Attempt to restrict tenant's speech outrageous
Published 01/24/2010 12:00 AM
The latest trouble involving the New London Housing Authority sounds too outrageous to be true.
Frank Cirioni, president of the tenants' association at the 38-unit Gordon Court complex off Williams Street, claims he faces eviction for speaking out about housing authority problems.
The 63-year-old former city police officer is president of the tenants' association at Gordon Court, a complex for elderly and handicapped people. And indeed, he has a copy of an Oct. 21, 2009, "notice of termination of rental agreement for failure to comply with obligations" that states, among other things, "Tenant issues should be discussed at the sanctioned tenant's association meetings, and not at any other time and not on the common areas of the property, nor at any tenant's residence."
That is outrageous.
Freedom of speech is a basic right of American citizens. The 1st and 14th amendments of the Constitution outline the people's right to express ideas, information and opinions free of government restrictions.

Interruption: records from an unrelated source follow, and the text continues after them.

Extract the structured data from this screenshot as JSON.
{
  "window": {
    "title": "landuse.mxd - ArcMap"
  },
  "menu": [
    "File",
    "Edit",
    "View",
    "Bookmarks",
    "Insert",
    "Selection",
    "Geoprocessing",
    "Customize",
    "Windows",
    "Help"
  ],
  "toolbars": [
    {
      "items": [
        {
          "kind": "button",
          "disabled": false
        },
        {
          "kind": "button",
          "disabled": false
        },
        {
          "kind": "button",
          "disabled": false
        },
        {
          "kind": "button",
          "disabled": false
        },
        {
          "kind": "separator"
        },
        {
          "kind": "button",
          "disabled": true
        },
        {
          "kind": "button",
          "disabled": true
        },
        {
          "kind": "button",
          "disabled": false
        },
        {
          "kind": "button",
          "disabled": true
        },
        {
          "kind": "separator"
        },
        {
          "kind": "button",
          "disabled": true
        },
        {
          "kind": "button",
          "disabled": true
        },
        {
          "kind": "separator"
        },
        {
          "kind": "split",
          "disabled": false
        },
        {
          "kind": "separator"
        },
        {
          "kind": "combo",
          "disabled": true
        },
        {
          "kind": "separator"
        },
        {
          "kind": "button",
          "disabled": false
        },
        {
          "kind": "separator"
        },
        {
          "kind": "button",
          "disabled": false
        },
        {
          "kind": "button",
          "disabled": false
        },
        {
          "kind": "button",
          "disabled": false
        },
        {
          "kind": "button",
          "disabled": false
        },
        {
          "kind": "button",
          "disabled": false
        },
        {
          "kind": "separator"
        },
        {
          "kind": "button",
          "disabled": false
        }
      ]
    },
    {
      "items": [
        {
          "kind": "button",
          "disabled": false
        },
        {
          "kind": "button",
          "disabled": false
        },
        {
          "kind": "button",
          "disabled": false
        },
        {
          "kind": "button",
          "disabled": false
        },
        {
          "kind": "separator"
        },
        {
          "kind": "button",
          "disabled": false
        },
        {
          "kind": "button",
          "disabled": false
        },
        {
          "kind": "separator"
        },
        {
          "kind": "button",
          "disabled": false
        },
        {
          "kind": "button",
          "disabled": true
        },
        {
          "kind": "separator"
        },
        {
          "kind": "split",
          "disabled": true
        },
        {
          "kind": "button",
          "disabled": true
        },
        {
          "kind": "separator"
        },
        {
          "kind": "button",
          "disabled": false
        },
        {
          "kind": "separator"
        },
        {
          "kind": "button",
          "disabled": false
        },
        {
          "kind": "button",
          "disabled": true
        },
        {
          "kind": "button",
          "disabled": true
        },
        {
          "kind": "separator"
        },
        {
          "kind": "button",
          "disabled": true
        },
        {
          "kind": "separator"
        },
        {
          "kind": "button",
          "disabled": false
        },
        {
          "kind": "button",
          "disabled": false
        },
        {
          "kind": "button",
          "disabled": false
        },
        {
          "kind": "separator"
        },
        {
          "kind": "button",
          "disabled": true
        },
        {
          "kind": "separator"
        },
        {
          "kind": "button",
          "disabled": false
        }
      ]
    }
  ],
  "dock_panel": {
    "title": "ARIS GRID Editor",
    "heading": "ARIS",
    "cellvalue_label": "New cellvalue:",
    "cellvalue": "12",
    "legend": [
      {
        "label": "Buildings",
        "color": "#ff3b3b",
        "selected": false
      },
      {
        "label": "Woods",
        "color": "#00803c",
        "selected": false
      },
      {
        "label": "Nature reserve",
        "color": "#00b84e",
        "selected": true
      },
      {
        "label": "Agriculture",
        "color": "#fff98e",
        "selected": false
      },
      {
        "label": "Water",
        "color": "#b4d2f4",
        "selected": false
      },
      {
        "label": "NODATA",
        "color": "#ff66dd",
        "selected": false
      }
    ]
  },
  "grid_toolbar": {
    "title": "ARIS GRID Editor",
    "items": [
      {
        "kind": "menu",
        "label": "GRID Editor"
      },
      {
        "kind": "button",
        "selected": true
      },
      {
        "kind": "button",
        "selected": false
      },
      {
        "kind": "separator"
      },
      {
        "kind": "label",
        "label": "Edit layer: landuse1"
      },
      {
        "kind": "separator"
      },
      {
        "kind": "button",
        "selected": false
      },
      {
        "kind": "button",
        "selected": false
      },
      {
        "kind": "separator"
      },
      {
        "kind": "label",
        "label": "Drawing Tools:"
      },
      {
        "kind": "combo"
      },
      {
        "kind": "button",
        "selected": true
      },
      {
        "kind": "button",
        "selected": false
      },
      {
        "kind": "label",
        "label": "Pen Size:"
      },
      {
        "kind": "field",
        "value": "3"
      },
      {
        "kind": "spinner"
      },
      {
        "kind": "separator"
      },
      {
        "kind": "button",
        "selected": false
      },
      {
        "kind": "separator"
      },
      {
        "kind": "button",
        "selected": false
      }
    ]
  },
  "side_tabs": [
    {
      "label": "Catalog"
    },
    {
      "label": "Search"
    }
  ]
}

The official reason for Mr. Cirioni's eviction notice is nonpayment of rent. Two months after receiving the chilling notice that he was in violation of regulations for "speaking negatively about the housing authority to other agencies in the city of New London and writing incorrect information regarding the Gordon Court Association to the residents of Gordon Court," he received notice of the eviction for nonpayment of rent.

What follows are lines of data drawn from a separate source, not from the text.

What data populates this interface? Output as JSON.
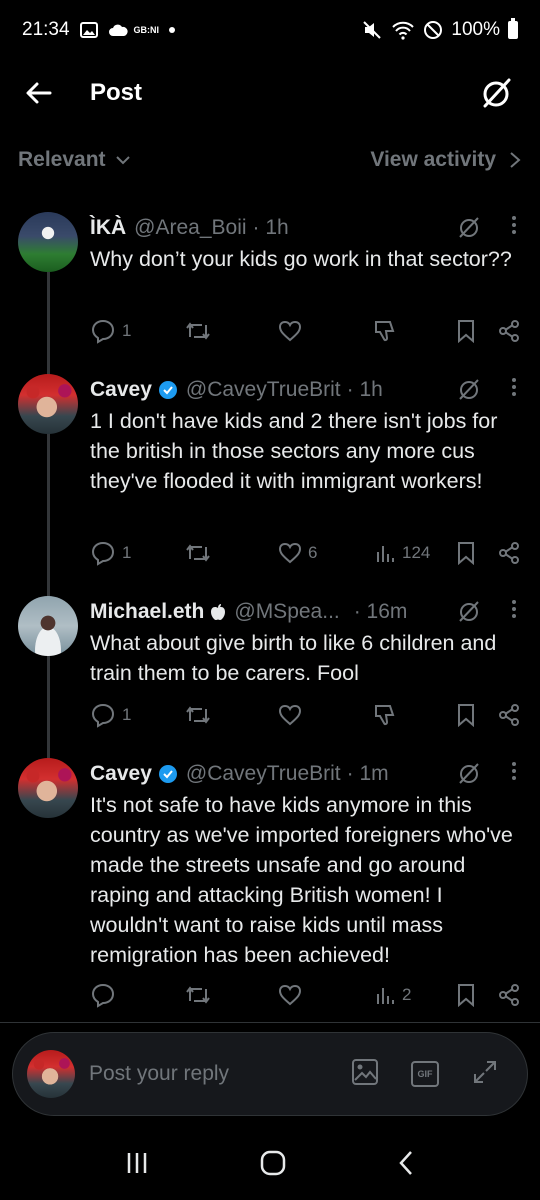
{
  "status_bar": {
    "time": "21:34",
    "network_label": "GB:NI",
    "battery": "100%"
  },
  "header": {
    "title": "Post"
  },
  "sort": {
    "label": "Relevant",
    "activity": "View activity"
  },
  "posts": [
    {
      "name": "ÌKÀ",
      "handle": "@Area_Boii",
      "time": "· 1h",
      "verified": false,
      "text": "Why don’t your kids go work in that sector??",
      "replies": "1",
      "reposts": "",
      "likes": "",
      "views": ""
    },
    {
      "name": "Cavey",
      "handle": "@CaveyTrueBrit",
      "time": "· 1h",
      "verified": true,
      "text": "1 I don't have kids and 2 there isn't jobs for the british in those sectors any more cus they've flooded it with immigrant workers!",
      "replies": "1",
      "reposts": "",
      "likes": "6",
      "views": "124"
    },
    {
      "name": "Michael.eth",
      "handle": "@MSpea...",
      "time": "· 16m",
      "verified": false,
      "text": "What about give birth to like 6 children and train them to be carers. Fool",
      "replies": "1",
      "reposts": "",
      "likes": "",
      "views": ""
    },
    {
      "name": "Cavey",
      "handle": "@CaveyTrueBrit",
      "time": "· 1m",
      "verified": true,
      "text": "It's not safe to have kids anymore in this country as we've imported foreigners who've made the streets unsafe and go around raping and attacking British women! I wouldn't want to raise kids until mass remigration has been achieved!",
      "replies": "",
      "reposts": "",
      "likes": "",
      "views": "2"
    }
  ],
  "reply": {
    "placeholder": "Post your reply",
    "gif_label": "GIF"
  },
  "colors": {
    "background": "#000000",
    "text": "#e7e9ea",
    "muted": "#71767b",
    "verified": "#1d9bf0"
  }
}
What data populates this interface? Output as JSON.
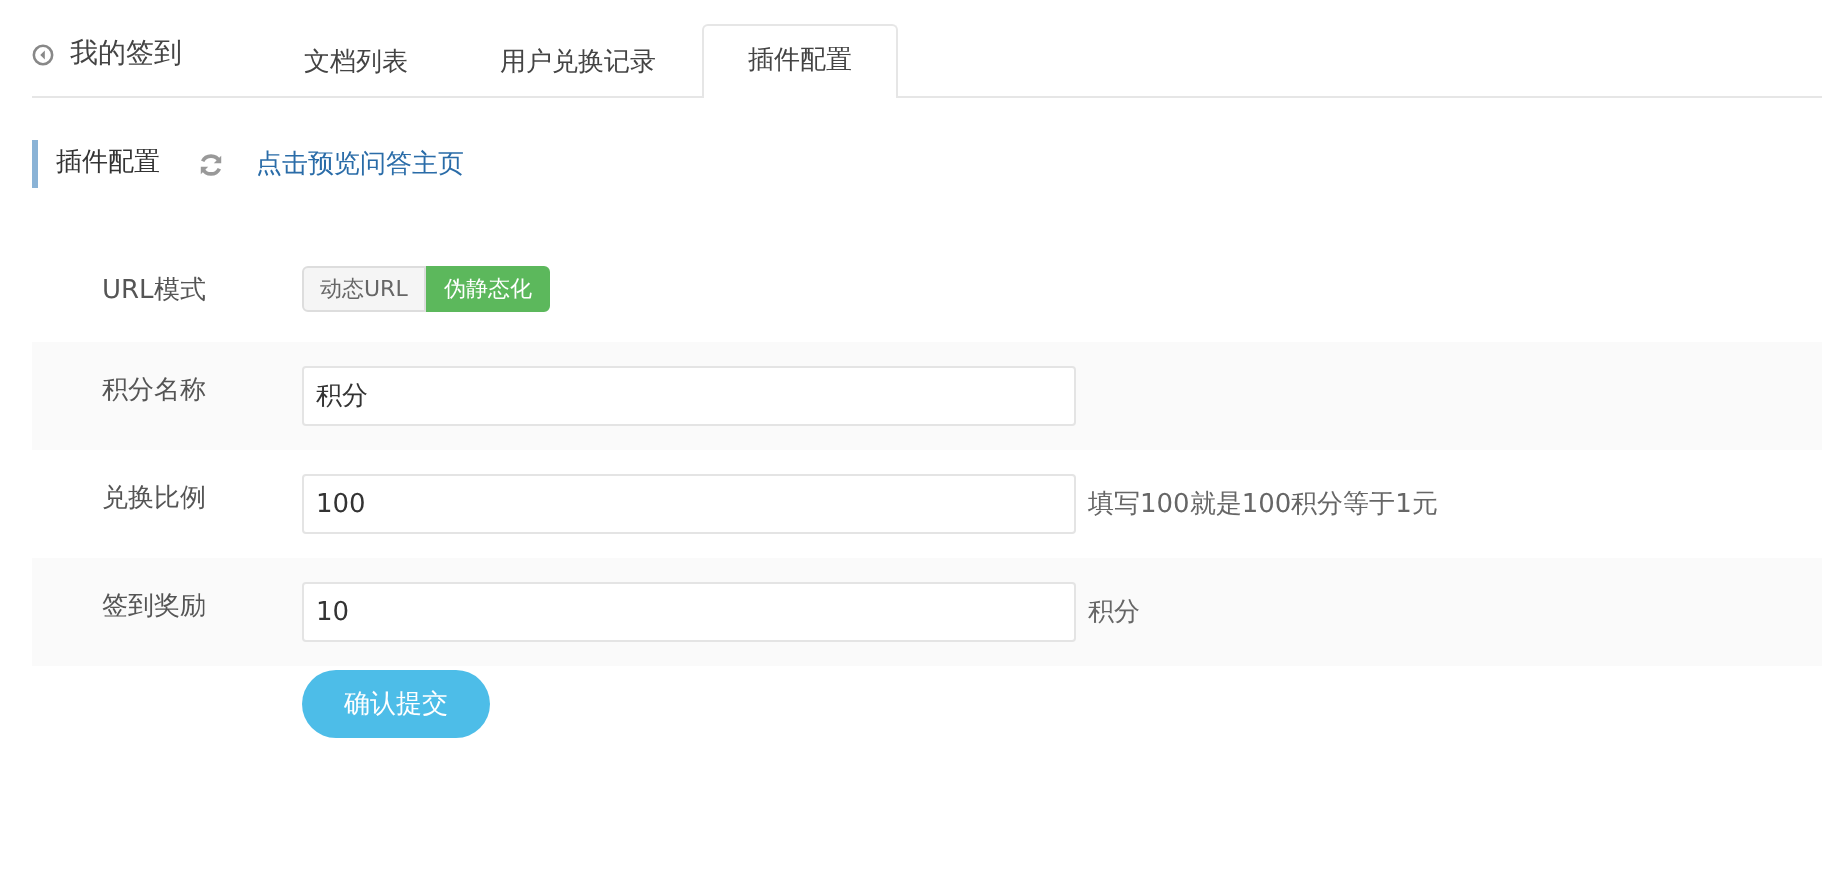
{
  "page_title": "我的签到",
  "tabs": [
    {
      "label": "文档列表",
      "selected": false
    },
    {
      "label": "用户兑换记录",
      "selected": false
    },
    {
      "label": "插件配置",
      "selected": true
    }
  ],
  "section": {
    "title": "插件配置",
    "link": "点击预览问答主页"
  },
  "fields": [
    {
      "kind": "toggle",
      "label": "URL模式",
      "options": [
        {
          "label": "动态URL",
          "selected": false
        },
        {
          "label": "伪静态化",
          "selected": true
        }
      ]
    },
    {
      "kind": "text",
      "label": "积分名称",
      "value": "积分"
    },
    {
      "kind": "text",
      "label": "兑换比例",
      "value": "100",
      "hint": "填写100就是100积分等于1元"
    },
    {
      "kind": "text",
      "label": "签到奖励",
      "value": "10",
      "hint": "积分"
    }
  ],
  "submit": "确认提交"
}
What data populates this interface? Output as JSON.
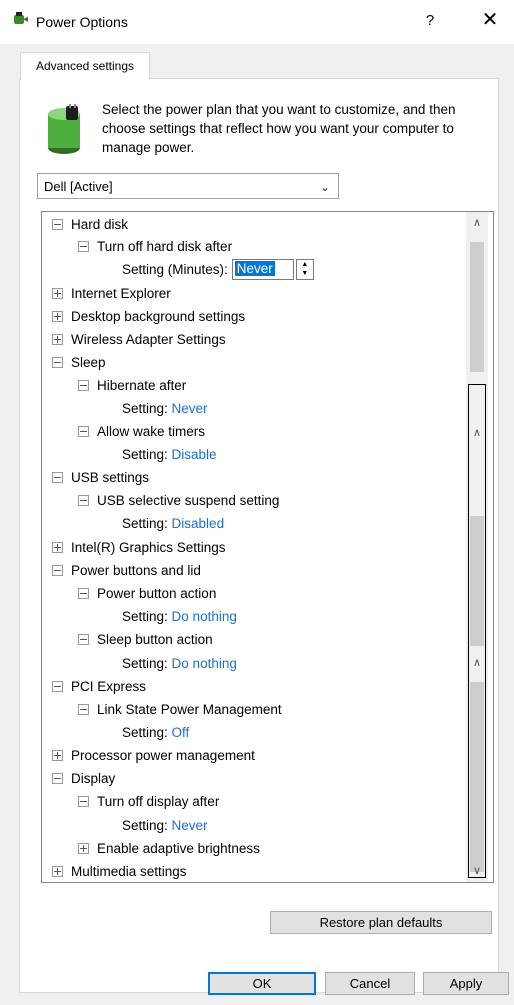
{
  "window": {
    "title": "Power Options",
    "help": "?",
    "close": "✕"
  },
  "tab": {
    "label": "Advanced settings"
  },
  "description": "Select the power plan that you want to customize, and then choose settings that reflect how you want your computer to manage power.",
  "plan": {
    "selected": "Dell [Active]"
  },
  "tree": {
    "nodes": [
      {
        "label": "Hard disk"
      },
      {
        "label": "Turn off hard disk after"
      },
      {
        "label": "Setting (Minutes):",
        "value": "Never"
      },
      {
        "label": "Internet Explorer"
      },
      {
        "label": "Desktop background settings"
      },
      {
        "label": "Wireless Adapter Settings"
      },
      {
        "label": "Sleep"
      },
      {
        "label": "Hibernate after"
      },
      {
        "label": "Setting:",
        "value": "Never"
      },
      {
        "label": "Allow wake timers"
      },
      {
        "label": "Setting:",
        "value": "Disable"
      },
      {
        "label": "USB settings"
      },
      {
        "label": "USB selective suspend setting"
      },
      {
        "label": "Setting:",
        "value": "Disabled"
      },
      {
        "label": "Intel(R) Graphics Settings"
      },
      {
        "label": "Power buttons and lid"
      },
      {
        "label": "Power button action"
      },
      {
        "label": "Setting:",
        "value": "Do nothing"
      },
      {
        "label": "Sleep button action"
      },
      {
        "label": "Setting:",
        "value": "Do nothing"
      },
      {
        "label": "PCI Express"
      },
      {
        "label": "Link State Power Management"
      },
      {
        "label": "Setting:",
        "value": "Off"
      },
      {
        "label": "Processor power management"
      },
      {
        "label": "Display"
      },
      {
        "label": "Turn off display after"
      },
      {
        "label": "Setting:",
        "value": "Never"
      },
      {
        "label": "Enable adaptive brightness"
      },
      {
        "label": "Multimedia settings"
      }
    ]
  },
  "buttons": {
    "restore": "Restore plan defaults",
    "ok": "OK",
    "cancel": "Cancel",
    "apply": "Apply"
  },
  "colors": {
    "value_link": "#1a6ed8",
    "selection": "#0078d7"
  }
}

According to Mr. Cirioni, he did pay the $107 rent in November, but ran afoul of the housing authority over a $25 late fee he was previously assessed when he once paid his rent late. That fee ballooned in November when the authority tacked on $110 in legal fees and a $25 marshal's fee.
The Dec. 15 eviction notice, Mr. Cirioni concluded, is really about his outspokenness as Gordon Court tenant association president.

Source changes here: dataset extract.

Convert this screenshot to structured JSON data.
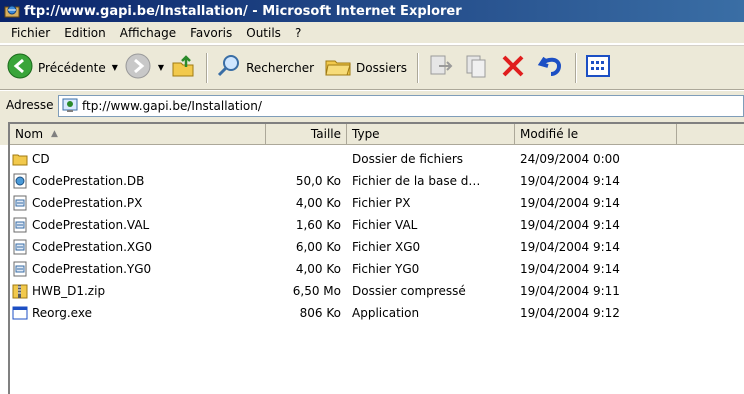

And it sure looks that way.
The October notice cites various sections of the housing authority's rental agreement that Mr. Cirioni allegedly violated, including conducting tenants' meetings without the property manager or a member of the housing authority in attendance. It also says he threatened neighbors and authority staff, and that some neighbors complained.
This is interesting, since his fellow renters elected Mr. Cirioni president of their tenants' association for a third term last fall. If he upset someone by discussing complex shortcomings and handing out leaflets, apparently it wasn't a majority of the tenants.
Problems have plagued the New London Housing Authority for decades, leading to its designation since 1998 as a "troubled housing authority" by the federal Department of Housing and Urban Development.
The authority is mired in staggering debt; has had three executive directors in less than five years, two of whom were forced out; and is the subject of a class-action lawsuit by tenants at the Thames River Apartments (formerly called the Crystal Avenue high-rise) who are suing for clean, safe living quarters.
The problems are so big they are beyond the ability of the five-member City Council-appointed housing authority alone to fix. But the understandable frustration is no justification for trying to strong-arm tenants into compliant silence.
Individuals have a right to speak up. They have a right to petition their neighbors. And they have a right to complain even when the housing authority isn't there and doesn't like what they have to say.
That right is freedom of speech.
EDITORIAL FOOTNOTE: ARE TENANTS RIGHTS BEING VIOLATED ON THE MOHEGAN RESERVATION OR PROBERTIES THAT ARE OWNED OR MANAGED BY THE MOHEGAN TRIBAL HOUSING AUTHORITY? WHAT DO YOU THINK?